Data about app and page elements:
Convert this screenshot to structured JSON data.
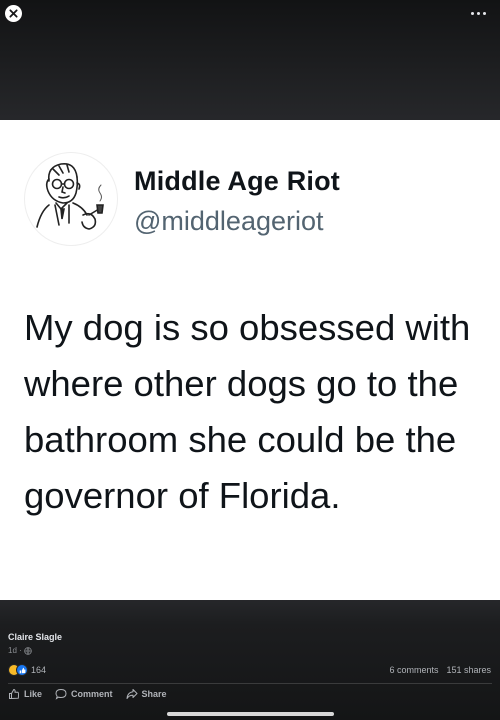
{
  "top_bar": {
    "close_icon": "close-icon",
    "more_icon": "more-horizontal-icon"
  },
  "tweet": {
    "avatar": "vintage-man-with-pipe-illustration",
    "display_name": "Middle Age Riot",
    "handle": "@middleageriot",
    "text": "My dog is so obsessed with where other dogs go to the bathroom she could be the governor of Florida."
  },
  "post": {
    "author": "Claire Slagle",
    "time": "1d ·",
    "privacy_icon": "globe-icon",
    "reaction_count": "164",
    "reactions": [
      "haha",
      "like"
    ],
    "comments": "6 comments",
    "shares": "151 shares"
  },
  "actions": {
    "like": "Like",
    "comment": "Comment",
    "share": "Share"
  },
  "colors": {
    "background": "#18191a",
    "tweet_card": "#ffffff",
    "like_blue": "#1877f2",
    "haha_yellow": "#f7b928"
  }
}
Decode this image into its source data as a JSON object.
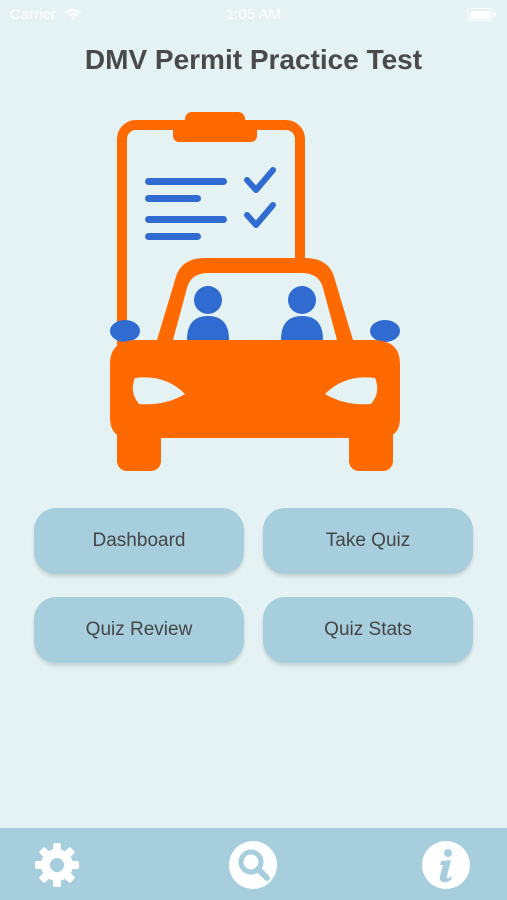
{
  "status_bar": {
    "carrier": "Carrier",
    "time": "1:05 AM",
    "wifi_icon": "wifi-icon",
    "battery_icon": "battery-icon"
  },
  "header": {
    "title": "DMV Permit Practice Test"
  },
  "hero": {
    "illustration": "car-checklist-illustration"
  },
  "menu": {
    "dashboard_label": "Dashboard",
    "take_quiz_label": "Take Quiz",
    "quiz_review_label": "Quiz Review",
    "quiz_stats_label": "Quiz Stats"
  },
  "tab_bar": {
    "settings_icon": "gear-icon",
    "search_icon": "search-icon",
    "info_icon": "info-icon"
  },
  "colors": {
    "background": "#e4f2f3",
    "button": "#a7cedd",
    "accent_orange": "#ff6a00",
    "accent_blue": "#2f6bd1",
    "title_text": "#4a4a4a"
  }
}
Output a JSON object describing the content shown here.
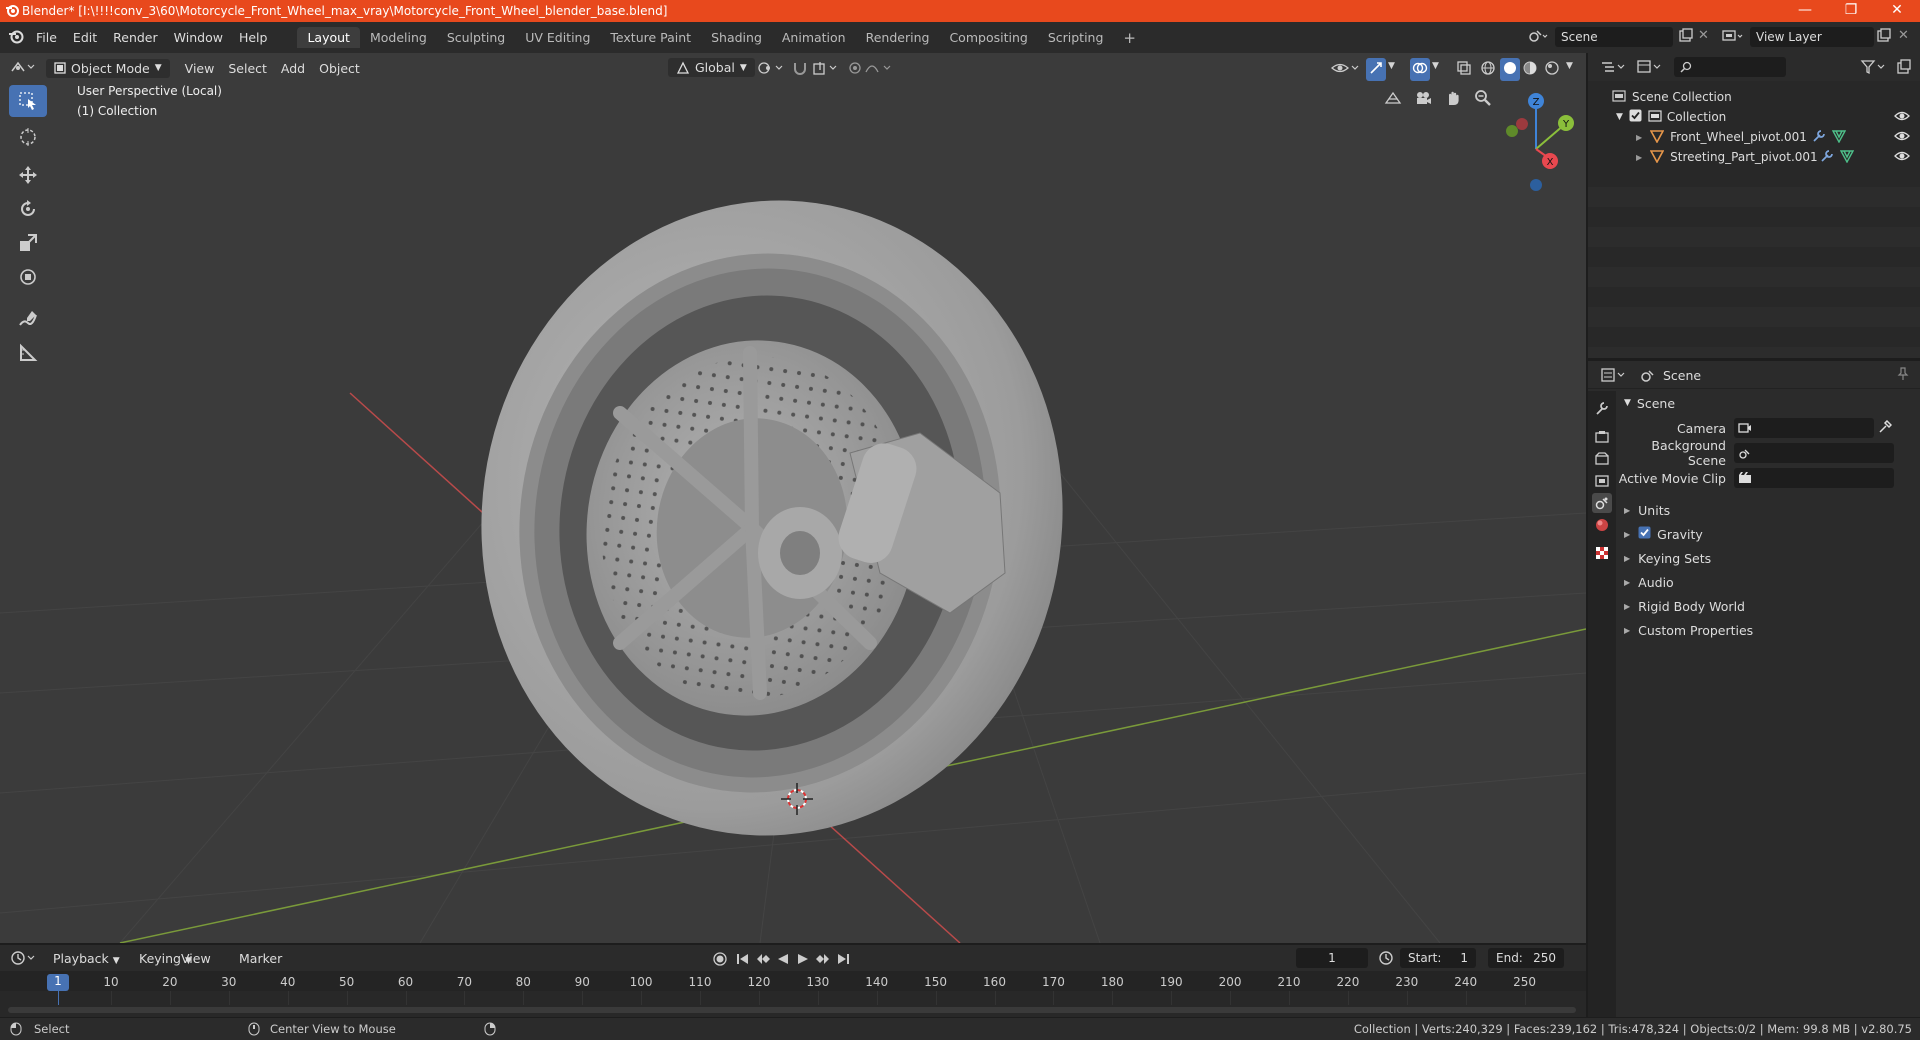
{
  "titlebar": {
    "title": "Blender* [I:\\!!!!conv_3\\60\\Motorcycle_Front_Wheel_max_vray\\Motorcycle_Front_Wheel_blender_base.blend]",
    "minimize": "—",
    "restore": "❐",
    "close": "✕"
  },
  "menubar": {
    "menus": [
      "File",
      "Edit",
      "Render",
      "Window",
      "Help"
    ],
    "workspaces": [
      "Layout",
      "Modeling",
      "Sculpting",
      "UV Editing",
      "Texture Paint",
      "Shading",
      "Animation",
      "Rendering",
      "Compositing",
      "Scripting"
    ],
    "active_workspace": "Layout",
    "add_workspace": "+",
    "scene_name": "Scene",
    "view_layer": "View Layer"
  },
  "viewport": {
    "mode": "Object Mode",
    "menus": [
      "View",
      "Select",
      "Add",
      "Object"
    ],
    "orientation": "Global",
    "perspective_label": "User Perspective (Local)",
    "collection_label": "(1) Collection",
    "gizmo_axes": {
      "x": "X",
      "y": "Y",
      "z": "Z"
    }
  },
  "outliner": {
    "search_placeholder": "",
    "scene_collection": "Scene Collection",
    "collection": "Collection",
    "objects": [
      "Front_Wheel_pivot.001",
      "Streeting_Part_pivot.001"
    ]
  },
  "properties": {
    "context": "Scene",
    "panel_title": "Scene",
    "fields": [
      {
        "label": "Camera",
        "value": ""
      },
      {
        "label": "Background Scene",
        "value": ""
      },
      {
        "label": "Active Movie Clip",
        "value": ""
      }
    ],
    "subpanels": [
      "Units",
      "Gravity",
      "Keying Sets",
      "Audio",
      "Rigid Body World",
      "Custom Properties"
    ],
    "gravity_checked": true
  },
  "timeline": {
    "menus": [
      "Playback",
      "Keying",
      "View",
      "Marker"
    ],
    "current_frame": "1",
    "start_label": "Start:",
    "start": "1",
    "end_label": "End:",
    "end": "250",
    "ticks": [
      "1",
      "10",
      "20",
      "30",
      "40",
      "50",
      "60",
      "70",
      "80",
      "90",
      "100",
      "110",
      "120",
      "130",
      "140",
      "150",
      "160",
      "170",
      "180",
      "190",
      "200",
      "210",
      "220",
      "230",
      "240",
      "250"
    ]
  },
  "statusbar": {
    "select": "Select",
    "center_view": "Center View to Mouse",
    "stats": "Collection | Verts:240,329 | Faces:239,162 | Tris:478,324 | Objects:0/2 | Mem: 99.8 MB | v2.80.75"
  },
  "colors": {
    "titlebar": "#e8491d",
    "accent": "#4772b3",
    "x_axis": "#e8484f",
    "y_axis": "#8bbf3b",
    "z_axis": "#3f84d8",
    "object_icon": "#e6964a"
  }
}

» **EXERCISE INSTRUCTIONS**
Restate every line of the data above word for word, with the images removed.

» **ANSWER BELOW**
Convert this screenshot to structured JSON data.
{
  "top_bar": {
    "close_icon": "close-icon",
    "more_icon": "more-horizontal-icon"
  },
  "tweet": {
    "avatar": "vintage-man-with-pipe-illustration",
    "display_name": "Middle Age Riot",
    "handle": "@middleageriot",
    "text": "My dog is so obsessed with where other dogs go to the bathroom she could be the governor of Florida."
  },
  "post": {
    "author": "Claire Slagle",
    "time": "1d ·",
    "privacy_icon": "globe-icon",
    "reaction_count": "164",
    "reactions": [
      "haha",
      "like"
    ],
    "comments": "6 comments",
    "shares": "151 shares"
  },
  "actions": {
    "like": "Like",
    "comment": "Comment",
    "share": "Share"
  },
  "colors": {
    "background": "#18191a",
    "tweet_card": "#ffffff",
    "like_blue": "#1877f2",
    "haha_yellow": "#f7b928"
  }
}
Decode this image into its source data as a JSON object.
{
  "status_bar": {
    "carrier": "Carrier",
    "time": "1:05 AM",
    "wifi_icon": "wifi-icon",
    "battery_icon": "battery-icon"
  },
  "header": {
    "title": "DMV Permit Practice Test"
  },
  "hero": {
    "illustration": "car-checklist-illustration"
  },
  "menu": {
    "dashboard_label": "Dashboard",
    "take_quiz_label": "Take Quiz",
    "quiz_review_label": "Quiz Review",
    "quiz_stats_label": "Quiz Stats"
  },
  "tab_bar": {
    "settings_icon": "gear-icon",
    "search_icon": "search-icon",
    "info_icon": "info-icon"
  },
  "colors": {
    "background": "#e4f2f3",
    "button": "#a7cedd",
    "accent_orange": "#ff6a00",
    "accent_blue": "#2f6bd1",
    "title_text": "#4a4a4a"
  }
}
Output a JSON object describing the content shown here.
{
  "titlebar": {
    "title": "Blender* [I:\\!!!!conv_3\\60\\Motorcycle_Front_Wheel_max_vray\\Motorcycle_Front_Wheel_blender_base.blend]",
    "minimize": "—",
    "restore": "❐",
    "close": "✕"
  },
  "menubar": {
    "menus": [
      "File",
      "Edit",
      "Render",
      "Window",
      "Help"
    ],
    "workspaces": [
      "Layout",
      "Modeling",
      "Sculpting",
      "UV Editing",
      "Texture Paint",
      "Shading",
      "Animation",
      "Rendering",
      "Compositing",
      "Scripting"
    ],
    "active_workspace": "Layout",
    "add_workspace": "+",
    "scene_name": "Scene",
    "view_layer": "View Layer"
  },
  "viewport": {
    "mode": "Object Mode",
    "menus": [
      "View",
      "Select",
      "Add",
      "Object"
    ],
    "orientation": "Global",
    "perspective_label": "User Perspective (Local)",
    "collection_label": "(1) Collection",
    "gizmo_axes": {
      "x": "X",
      "y": "Y",
      "z": "Z"
    }
  },
  "outliner": {
    "search_placeholder": "",
    "scene_collection": "Scene Collection",
    "collection": "Collection",
    "objects": [
      "Front_Wheel_pivot.001",
      "Streeting_Part_pivot.001"
    ]
  },
  "properties": {
    "context": "Scene",
    "panel_title": "Scene",
    "fields": [
      {
        "label": "Camera",
        "value": ""
      },
      {
        "label": "Background Scene",
        "value": ""
      },
      {
        "label": "Active Movie Clip",
        "value": ""
      }
    ],
    "subpanels": [
      "Units",
      "Gravity",
      "Keying Sets",
      "Audio",
      "Rigid Body World",
      "Custom Properties"
    ],
    "gravity_checked": true
  },
  "timeline": {
    "menus": [
      "Playback",
      "Keying",
      "View",
      "Marker"
    ],
    "current_frame": "1",
    "start_label": "Start:",
    "start": "1",
    "end_label": "End:",
    "end": "250",
    "ticks": [
      "1",
      "10",
      "20",
      "30",
      "40",
      "50",
      "60",
      "70",
      "80",
      "90",
      "100",
      "110",
      "120",
      "130",
      "140",
      "150",
      "160",
      "170",
      "180",
      "190",
      "200",
      "210",
      "220",
      "230",
      "240",
      "250"
    ]
  },
  "statusbar": {
    "select": "Select",
    "center_view": "Center View to Mouse",
    "stats": "Collection | Verts:240,329 | Faces:239,162 | Tris:478,324 | Objects:0/2 | Mem: 99.8 MB | v2.80.75"
  },
  "colors": {
    "titlebar": "#e8491d",
    "accent": "#4772b3",
    "x_axis": "#e8484f",
    "y_axis": "#8bbf3b",
    "z_axis": "#3f84d8",
    "object_icon": "#e6964a"
  }
}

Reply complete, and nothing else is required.